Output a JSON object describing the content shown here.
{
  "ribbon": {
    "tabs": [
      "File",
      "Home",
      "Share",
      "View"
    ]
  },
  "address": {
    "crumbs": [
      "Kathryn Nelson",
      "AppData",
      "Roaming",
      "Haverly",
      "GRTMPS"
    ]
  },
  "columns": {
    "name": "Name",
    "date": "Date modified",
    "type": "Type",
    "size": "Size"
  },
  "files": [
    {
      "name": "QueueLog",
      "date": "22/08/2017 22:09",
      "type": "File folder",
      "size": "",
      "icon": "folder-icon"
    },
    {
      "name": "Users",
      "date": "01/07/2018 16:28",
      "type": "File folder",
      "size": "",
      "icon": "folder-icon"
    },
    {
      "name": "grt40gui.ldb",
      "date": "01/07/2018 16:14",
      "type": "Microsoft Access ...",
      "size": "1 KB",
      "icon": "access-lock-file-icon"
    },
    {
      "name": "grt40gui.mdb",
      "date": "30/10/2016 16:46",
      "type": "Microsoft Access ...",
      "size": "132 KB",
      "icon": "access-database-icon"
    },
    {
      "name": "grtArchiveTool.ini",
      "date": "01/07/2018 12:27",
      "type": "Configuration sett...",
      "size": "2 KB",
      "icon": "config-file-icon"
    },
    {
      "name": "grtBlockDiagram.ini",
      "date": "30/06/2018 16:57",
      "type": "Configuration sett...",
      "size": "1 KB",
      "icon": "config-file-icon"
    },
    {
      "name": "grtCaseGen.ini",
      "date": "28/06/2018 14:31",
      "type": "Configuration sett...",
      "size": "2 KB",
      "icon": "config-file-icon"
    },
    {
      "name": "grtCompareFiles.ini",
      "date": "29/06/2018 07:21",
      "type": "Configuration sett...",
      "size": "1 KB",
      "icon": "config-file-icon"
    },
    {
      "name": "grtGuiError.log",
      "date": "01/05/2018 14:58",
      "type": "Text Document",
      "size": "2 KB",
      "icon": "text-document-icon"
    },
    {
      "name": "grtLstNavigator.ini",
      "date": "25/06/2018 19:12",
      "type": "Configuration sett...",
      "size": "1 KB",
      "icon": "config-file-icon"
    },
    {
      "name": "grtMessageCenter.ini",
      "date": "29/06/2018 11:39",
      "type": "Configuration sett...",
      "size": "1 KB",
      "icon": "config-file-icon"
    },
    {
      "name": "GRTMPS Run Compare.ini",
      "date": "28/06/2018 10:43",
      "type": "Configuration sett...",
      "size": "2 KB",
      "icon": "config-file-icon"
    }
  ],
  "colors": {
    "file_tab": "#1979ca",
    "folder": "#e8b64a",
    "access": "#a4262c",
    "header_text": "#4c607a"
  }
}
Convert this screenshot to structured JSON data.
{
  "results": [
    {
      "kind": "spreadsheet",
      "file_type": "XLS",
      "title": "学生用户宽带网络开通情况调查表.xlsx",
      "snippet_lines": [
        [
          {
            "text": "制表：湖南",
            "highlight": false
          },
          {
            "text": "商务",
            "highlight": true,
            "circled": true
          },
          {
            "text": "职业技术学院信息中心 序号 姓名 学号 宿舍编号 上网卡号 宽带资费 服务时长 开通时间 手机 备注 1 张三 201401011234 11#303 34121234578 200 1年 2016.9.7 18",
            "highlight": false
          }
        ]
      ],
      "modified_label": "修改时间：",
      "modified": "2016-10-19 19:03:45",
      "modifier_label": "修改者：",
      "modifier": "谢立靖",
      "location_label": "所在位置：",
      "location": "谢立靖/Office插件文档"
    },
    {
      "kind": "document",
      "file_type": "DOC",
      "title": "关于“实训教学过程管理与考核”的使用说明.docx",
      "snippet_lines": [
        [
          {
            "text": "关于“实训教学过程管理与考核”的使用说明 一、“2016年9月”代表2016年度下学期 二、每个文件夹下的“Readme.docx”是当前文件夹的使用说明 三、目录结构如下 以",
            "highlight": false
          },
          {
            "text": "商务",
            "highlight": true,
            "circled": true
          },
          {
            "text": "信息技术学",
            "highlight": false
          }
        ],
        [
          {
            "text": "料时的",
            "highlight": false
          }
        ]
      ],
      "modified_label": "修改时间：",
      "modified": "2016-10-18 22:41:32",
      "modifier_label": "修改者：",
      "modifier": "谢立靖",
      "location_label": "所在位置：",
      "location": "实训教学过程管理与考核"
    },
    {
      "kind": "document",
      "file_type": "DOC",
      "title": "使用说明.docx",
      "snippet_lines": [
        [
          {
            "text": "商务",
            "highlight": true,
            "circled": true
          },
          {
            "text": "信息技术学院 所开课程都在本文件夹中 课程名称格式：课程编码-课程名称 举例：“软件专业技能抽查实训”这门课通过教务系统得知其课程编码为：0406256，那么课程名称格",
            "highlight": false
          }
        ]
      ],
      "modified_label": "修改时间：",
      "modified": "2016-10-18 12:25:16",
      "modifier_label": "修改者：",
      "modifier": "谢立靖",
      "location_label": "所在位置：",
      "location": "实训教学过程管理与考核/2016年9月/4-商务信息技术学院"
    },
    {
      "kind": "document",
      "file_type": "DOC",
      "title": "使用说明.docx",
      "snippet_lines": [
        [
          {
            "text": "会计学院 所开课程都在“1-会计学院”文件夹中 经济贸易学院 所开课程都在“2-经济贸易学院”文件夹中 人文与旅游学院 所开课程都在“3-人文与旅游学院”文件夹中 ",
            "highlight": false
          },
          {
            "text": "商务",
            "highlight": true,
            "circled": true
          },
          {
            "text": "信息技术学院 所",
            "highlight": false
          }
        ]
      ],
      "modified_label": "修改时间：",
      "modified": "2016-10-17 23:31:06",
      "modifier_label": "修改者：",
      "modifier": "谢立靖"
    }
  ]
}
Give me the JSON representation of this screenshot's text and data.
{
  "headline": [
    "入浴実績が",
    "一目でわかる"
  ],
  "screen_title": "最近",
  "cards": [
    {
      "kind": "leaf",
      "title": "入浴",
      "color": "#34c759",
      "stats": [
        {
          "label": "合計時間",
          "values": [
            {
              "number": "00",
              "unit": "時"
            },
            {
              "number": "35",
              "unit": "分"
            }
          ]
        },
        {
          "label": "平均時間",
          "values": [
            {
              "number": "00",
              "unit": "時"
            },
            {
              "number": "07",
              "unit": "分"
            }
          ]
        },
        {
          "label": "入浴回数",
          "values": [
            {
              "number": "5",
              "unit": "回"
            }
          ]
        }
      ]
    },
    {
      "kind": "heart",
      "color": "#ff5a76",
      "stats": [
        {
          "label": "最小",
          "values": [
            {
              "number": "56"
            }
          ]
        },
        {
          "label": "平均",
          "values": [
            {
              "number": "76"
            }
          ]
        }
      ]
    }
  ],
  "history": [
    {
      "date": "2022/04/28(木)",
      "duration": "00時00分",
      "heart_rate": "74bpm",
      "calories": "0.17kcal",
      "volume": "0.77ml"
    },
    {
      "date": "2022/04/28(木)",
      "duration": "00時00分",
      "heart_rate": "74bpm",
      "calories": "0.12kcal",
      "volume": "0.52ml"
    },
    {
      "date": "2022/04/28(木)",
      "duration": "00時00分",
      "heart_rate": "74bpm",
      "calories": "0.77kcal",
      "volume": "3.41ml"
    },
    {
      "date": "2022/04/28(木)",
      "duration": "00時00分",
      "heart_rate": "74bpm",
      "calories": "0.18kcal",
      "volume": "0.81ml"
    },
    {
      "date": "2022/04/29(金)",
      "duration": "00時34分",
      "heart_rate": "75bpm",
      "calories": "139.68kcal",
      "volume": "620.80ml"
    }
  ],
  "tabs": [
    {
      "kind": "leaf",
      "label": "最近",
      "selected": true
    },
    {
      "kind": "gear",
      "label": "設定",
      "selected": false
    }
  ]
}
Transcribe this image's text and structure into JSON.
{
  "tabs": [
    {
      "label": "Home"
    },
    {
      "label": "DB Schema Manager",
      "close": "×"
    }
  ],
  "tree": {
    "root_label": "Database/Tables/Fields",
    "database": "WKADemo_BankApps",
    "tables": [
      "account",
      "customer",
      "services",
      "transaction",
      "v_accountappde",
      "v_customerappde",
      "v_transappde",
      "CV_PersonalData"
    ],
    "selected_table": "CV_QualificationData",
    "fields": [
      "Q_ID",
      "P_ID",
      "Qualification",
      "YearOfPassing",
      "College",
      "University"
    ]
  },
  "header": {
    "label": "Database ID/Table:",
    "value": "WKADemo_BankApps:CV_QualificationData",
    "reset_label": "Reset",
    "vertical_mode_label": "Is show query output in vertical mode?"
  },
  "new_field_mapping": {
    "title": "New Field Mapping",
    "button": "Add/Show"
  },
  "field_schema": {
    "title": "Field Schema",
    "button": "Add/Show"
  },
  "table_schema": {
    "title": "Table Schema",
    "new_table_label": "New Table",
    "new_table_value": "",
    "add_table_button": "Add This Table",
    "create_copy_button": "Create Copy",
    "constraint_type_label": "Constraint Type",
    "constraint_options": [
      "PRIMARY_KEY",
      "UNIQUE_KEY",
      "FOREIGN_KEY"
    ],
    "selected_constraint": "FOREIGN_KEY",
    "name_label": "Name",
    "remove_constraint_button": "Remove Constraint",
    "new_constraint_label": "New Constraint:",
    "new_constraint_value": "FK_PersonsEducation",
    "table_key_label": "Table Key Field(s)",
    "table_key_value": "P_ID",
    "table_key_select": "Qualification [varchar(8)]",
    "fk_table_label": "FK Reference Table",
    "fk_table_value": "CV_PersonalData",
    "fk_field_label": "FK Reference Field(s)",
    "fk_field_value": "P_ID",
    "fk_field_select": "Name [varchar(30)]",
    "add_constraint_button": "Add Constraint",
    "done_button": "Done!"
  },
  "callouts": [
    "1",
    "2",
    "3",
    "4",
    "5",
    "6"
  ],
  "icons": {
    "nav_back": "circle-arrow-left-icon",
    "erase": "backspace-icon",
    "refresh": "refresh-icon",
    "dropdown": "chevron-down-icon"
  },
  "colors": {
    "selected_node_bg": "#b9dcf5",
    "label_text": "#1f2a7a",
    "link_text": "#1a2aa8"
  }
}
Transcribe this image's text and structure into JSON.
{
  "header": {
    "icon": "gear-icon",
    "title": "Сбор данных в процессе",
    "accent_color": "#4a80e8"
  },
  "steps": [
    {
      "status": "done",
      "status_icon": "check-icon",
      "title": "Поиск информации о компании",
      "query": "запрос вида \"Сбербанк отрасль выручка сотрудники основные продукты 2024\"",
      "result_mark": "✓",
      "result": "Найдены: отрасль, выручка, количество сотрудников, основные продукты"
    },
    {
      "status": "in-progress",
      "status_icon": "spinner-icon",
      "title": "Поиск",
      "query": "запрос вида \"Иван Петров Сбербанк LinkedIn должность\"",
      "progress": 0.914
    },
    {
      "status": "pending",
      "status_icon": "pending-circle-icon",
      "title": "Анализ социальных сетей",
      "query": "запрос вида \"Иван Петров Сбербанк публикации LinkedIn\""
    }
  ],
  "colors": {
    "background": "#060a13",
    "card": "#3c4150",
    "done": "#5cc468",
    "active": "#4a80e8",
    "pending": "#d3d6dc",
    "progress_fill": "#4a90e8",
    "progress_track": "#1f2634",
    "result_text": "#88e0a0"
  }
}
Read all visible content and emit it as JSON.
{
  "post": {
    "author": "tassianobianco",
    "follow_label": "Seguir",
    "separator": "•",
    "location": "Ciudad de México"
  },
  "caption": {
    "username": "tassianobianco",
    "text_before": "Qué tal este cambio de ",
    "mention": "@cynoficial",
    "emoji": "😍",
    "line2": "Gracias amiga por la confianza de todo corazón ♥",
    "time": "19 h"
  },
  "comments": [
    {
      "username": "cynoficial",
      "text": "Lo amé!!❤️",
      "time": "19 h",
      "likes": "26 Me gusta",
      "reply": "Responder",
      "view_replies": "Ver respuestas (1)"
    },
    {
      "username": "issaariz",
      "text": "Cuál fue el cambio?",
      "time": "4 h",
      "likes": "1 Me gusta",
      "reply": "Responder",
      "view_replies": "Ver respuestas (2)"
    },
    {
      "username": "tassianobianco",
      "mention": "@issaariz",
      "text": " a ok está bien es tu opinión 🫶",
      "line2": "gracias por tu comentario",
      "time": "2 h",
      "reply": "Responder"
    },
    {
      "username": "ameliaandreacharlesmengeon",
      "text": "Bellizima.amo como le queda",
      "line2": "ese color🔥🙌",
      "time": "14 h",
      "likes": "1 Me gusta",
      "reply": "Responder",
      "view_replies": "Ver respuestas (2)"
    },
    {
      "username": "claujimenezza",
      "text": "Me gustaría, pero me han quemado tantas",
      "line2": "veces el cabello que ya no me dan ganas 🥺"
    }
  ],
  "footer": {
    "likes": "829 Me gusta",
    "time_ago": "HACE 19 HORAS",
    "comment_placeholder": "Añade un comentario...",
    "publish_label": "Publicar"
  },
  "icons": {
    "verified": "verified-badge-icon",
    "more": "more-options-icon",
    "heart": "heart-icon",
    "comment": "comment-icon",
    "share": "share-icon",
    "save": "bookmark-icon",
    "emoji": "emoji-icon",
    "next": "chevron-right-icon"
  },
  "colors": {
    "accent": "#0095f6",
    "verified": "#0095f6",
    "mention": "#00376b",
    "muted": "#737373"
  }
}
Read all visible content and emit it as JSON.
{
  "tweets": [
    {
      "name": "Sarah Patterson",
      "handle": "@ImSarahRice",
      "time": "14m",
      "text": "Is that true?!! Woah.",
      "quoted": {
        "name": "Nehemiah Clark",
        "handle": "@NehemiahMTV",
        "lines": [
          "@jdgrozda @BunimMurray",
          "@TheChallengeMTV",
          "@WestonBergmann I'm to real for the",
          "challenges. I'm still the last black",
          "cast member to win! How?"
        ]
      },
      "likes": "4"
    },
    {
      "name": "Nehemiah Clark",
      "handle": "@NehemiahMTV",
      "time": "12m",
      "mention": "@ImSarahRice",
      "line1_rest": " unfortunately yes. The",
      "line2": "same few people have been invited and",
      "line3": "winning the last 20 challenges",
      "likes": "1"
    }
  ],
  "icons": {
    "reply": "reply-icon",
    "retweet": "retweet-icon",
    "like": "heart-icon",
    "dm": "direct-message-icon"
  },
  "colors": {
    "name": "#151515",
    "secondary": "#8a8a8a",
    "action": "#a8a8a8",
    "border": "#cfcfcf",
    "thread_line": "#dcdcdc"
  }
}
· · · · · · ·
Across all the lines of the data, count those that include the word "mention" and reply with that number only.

4